Copper is expected to be the commodity hit hardest by the new regulations. U.S. exports of copper and copper alloy scrap to China already were down by about 80% this year as a residual effect of other material bans and stricter contamination standards.
Concerns now center around the potential ripple effects these new regulations could have on other scrap metal markets. ISRI, specifically, is monitoring whether metal exporters seeking new markets will cause an influx of material to other Southeast Asian countries.
"We don't want to have a repeat of what happened with plastics when other Southeast Asian countries became overwhelmed and put restrictions on scrap imports," Pickard explained. Vietnam, Malaysia, Thailand and Indonesia all implemented tighter regulations on scrap plastics and/or paper when they received a surge in materials from exporters shut out of Chinese markets.

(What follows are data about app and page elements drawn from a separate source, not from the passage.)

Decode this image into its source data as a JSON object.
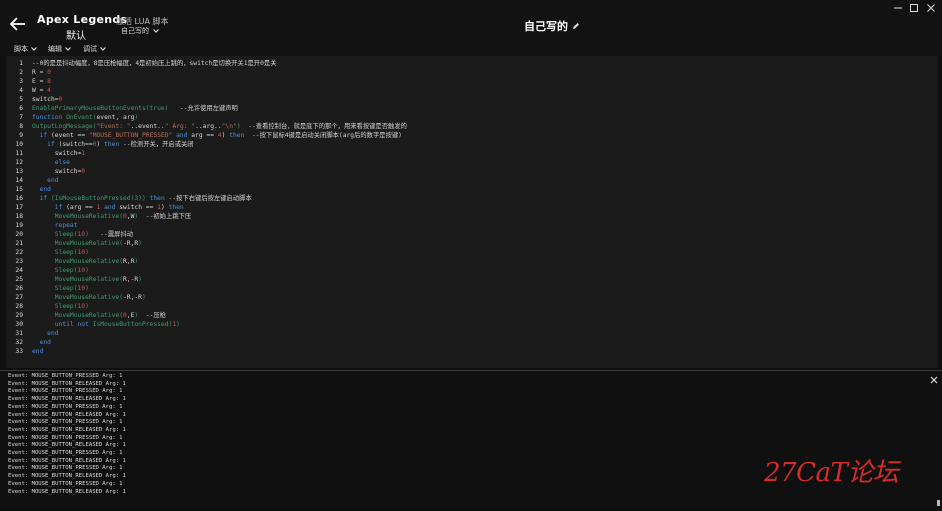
{
  "header": {
    "app_title": "Apex Legends",
    "profile_name": "默认",
    "lua_label": "激活 LUA 脚本",
    "script_selected": "自己写的",
    "doc_title": "自己写的"
  },
  "menu": [
    {
      "label": "脚本"
    },
    {
      "label": "编辑"
    },
    {
      "label": "调试"
    }
  ],
  "editor": {
    "line_numbers": [
      "1",
      "2",
      "3",
      "4",
      "5",
      "6",
      "7",
      "8",
      "9",
      "10",
      "11",
      "12",
      "13",
      "14",
      "15",
      "16",
      "17",
      "18",
      "19",
      "20",
      "21",
      "22",
      "23",
      "24",
      "25",
      "26",
      "27",
      "28",
      "29",
      "30",
      "31",
      "32",
      "33"
    ]
  },
  "output": {
    "lines": [
      "Event: MOUSE_BUTTON_PRESSED Arg: 1",
      "Event: MOUSE_BUTTON_RELEASED Arg: 1",
      "Event: MOUSE_BUTTON_PRESSED Arg: 1",
      "Event: MOUSE_BUTTON_RELEASED Arg: 1",
      "Event: MOUSE_BUTTON_PRESSED Arg: 1",
      "Event: MOUSE_BUTTON_RELEASED Arg: 1",
      "Event: MOUSE_BUTTON_PRESSED Arg: 1",
      "Event: MOUSE_BUTTON_RELEASED Arg: 1",
      "Event: MOUSE_BUTTON_PRESSED Arg: 1",
      "Event: MOUSE_BUTTON_RELEASED Arg: 1",
      "Event: MOUSE_BUTTON_PRESSED Arg: 1",
      "Event: MOUSE_BUTTON_RELEASED Arg: 1",
      "Event: MOUSE_BUTTON_PRESSED Arg: 1",
      "Event: MOUSE_BUTTON_RELEASED Arg: 1",
      "Event: MOUSE_BUTTON_PRESSED Arg: 1",
      "Event: MOUSE_BUTTON_RELEASED Arg: 1"
    ]
  },
  "watermark": "27CaT论坛",
  "colors": {
    "background": "#0f0f0f",
    "editor_bg": "#1b1b1b",
    "keyword": "#4d8fd6",
    "function": "#3f9a73",
    "string": "#b86f5a",
    "number": "#c35a5a",
    "watermark": "#d42c2c"
  },
  "icons": {
    "back": "arrow-left-icon",
    "edit": "pencil-icon",
    "dropdown": "chevron-down-icon",
    "minimize": "minimize-icon",
    "maximize": "maximize-icon",
    "close": "close-icon"
  }
}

It's too early to determine how far China will go with metal quotas or the potential market disruptions that could result. Likewise, it's too soon to predict the long-term effects of the port closure. Both factors, however, create market uncertainty, which often leads to commodity price volatility.
That uncertainty is further exacerbated by the Chinese government's stated intention to re-establish quota levels and require importers to reapply each quarter.
The time frame for shipping material to China and having it clear customs takes up to eight weeks — meaning metal markets could be subject to a series of purchasing bursts and lulls in the coming months, depending on how the Chinese government's quotas align with incoming shipments each quarter.
Ultimately, said Pickard, recyclers can count on one thing: "[This] is not the end of the story."